Eye Wellness

According to the American Academy of Ophthalmology, each year, nearly 25,000 Americans visit the emergency room due to a workplace eye injury. About one third of the injuries are treated in hospital emergency departments, and more than 100 of these injuries result in one or more days away from work.

Primary causes of on-the-job eye injuries include:

  • Striking or scraping: Small particles or objects striking or scraping the eye, such as: dust, cement chips, metal slivers, and wood chips. Large objects may also strike the eye or face, or a worker may run into an object causing blunt-force trauma to the eyeball or eye socket.
  • Penetration: Objects like nails, staples, or slivers of wood or metal can go through the eyeball and result in a permanent loss of vision.
  • Chemical and thermal burns: Industrial chemicals or cleaning products are common causes of chemical burns to one or both eyes. Thermal burns to the eye also occur, often among welders.

Preventing Workplace Eye Injuries

  • Wear the appropriate safety glasses, goggles and face shields to protect your eyes and face.
  • Wear sunglasses when working outside to protect your eyes from the sunlight and UV rays.
  • Wash your hands after working and any time before touching your face.

We usually think of work-related eye injuries as being isolated to outdoor jobs such as construction work, landscaping or animal handling. Ironically, working in an office can be just as hazardous to your eyesight. The most common eye problem is computer vision syndrome. While consistently being on your computer will not permanently damage your vision, it can make your eyes feel irritated and fatigued.

Computer vision syndrome is not just a myth. Too much screen time and not enough breaks can cause headaches, inattentiveness, neck pain, back strain, and dry eye. Studies show that staring at a screen for extended periods of time lengthens the interval between blinks, preventing eyes from staying lubricated and moistened (Source: Eye Med).

There are some ways to prevent computer vision syndrome and keep your eyes feeling comfortable:

  • Reposition your screen.

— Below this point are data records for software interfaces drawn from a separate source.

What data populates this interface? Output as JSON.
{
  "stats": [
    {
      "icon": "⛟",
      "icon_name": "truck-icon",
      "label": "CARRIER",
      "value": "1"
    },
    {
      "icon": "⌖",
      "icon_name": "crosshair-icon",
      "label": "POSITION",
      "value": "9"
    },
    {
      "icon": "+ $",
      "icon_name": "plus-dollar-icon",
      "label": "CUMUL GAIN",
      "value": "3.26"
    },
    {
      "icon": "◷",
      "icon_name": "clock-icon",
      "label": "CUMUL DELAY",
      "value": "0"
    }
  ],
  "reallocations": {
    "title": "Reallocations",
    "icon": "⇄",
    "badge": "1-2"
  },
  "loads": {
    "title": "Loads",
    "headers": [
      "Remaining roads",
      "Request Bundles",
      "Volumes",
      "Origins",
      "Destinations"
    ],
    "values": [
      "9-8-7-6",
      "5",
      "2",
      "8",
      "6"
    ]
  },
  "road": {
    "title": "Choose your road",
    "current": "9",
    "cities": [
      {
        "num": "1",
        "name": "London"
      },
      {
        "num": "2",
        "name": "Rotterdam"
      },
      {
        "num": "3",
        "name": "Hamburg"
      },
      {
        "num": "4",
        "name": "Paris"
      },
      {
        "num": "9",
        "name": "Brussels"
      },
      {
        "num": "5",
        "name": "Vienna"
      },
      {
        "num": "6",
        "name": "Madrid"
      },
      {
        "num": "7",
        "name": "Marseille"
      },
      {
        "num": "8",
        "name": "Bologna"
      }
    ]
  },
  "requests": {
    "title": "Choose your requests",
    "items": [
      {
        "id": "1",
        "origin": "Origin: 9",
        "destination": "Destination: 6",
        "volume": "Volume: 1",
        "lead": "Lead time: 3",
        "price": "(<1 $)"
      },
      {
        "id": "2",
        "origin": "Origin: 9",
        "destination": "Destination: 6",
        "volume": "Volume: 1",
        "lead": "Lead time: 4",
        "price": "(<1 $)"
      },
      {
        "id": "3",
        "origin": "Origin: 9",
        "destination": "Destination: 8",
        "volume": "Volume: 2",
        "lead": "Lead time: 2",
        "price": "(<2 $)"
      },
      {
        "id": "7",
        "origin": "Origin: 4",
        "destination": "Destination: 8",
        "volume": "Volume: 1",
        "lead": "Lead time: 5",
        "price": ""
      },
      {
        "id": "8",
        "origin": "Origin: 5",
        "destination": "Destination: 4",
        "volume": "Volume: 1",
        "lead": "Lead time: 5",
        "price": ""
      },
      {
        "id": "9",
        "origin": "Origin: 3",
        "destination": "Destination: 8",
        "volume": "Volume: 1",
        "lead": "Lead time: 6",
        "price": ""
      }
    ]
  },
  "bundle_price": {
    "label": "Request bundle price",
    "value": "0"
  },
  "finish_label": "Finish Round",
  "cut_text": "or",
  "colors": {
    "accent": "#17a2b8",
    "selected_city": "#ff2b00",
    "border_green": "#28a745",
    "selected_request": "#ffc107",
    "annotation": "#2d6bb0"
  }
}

It should be 18-24 inches from your eyes. Adjust your screen to be at a right angle away from any direct light source. Invest in an anti-glare screen for your monitor to make computer work gentler on your eyes.
  • Remember the 20-20-20 rule. This rule reminds you that every 20 minutes, you should look at an object at least 20 feet away for at least 20 seconds.
  • Don’t forget to blink. While it may sound ridiculous, write yourself a note and place it on your monitor. Write “Blink Often” or any other message that will remind you to regularly close your eyes to keep them from getting dried out.
  • Use artificial tears. Over-the-counter eye drops can be extremely helpful in preventing dry eye and keeping your eyes comfortable.
  • Drink water. Adequate hydration can make a big difference, especially during the winter months when heaters and furnaces can make the air particularly dry.
  • Schedule regular comprehensive eye exams. Nothing can replace the importance of having an eye exam by a licensed ophthalmologist at regular intervals. If you have any concerns about your vision or experience any changes with your eyesight, do not delay in making an appointment.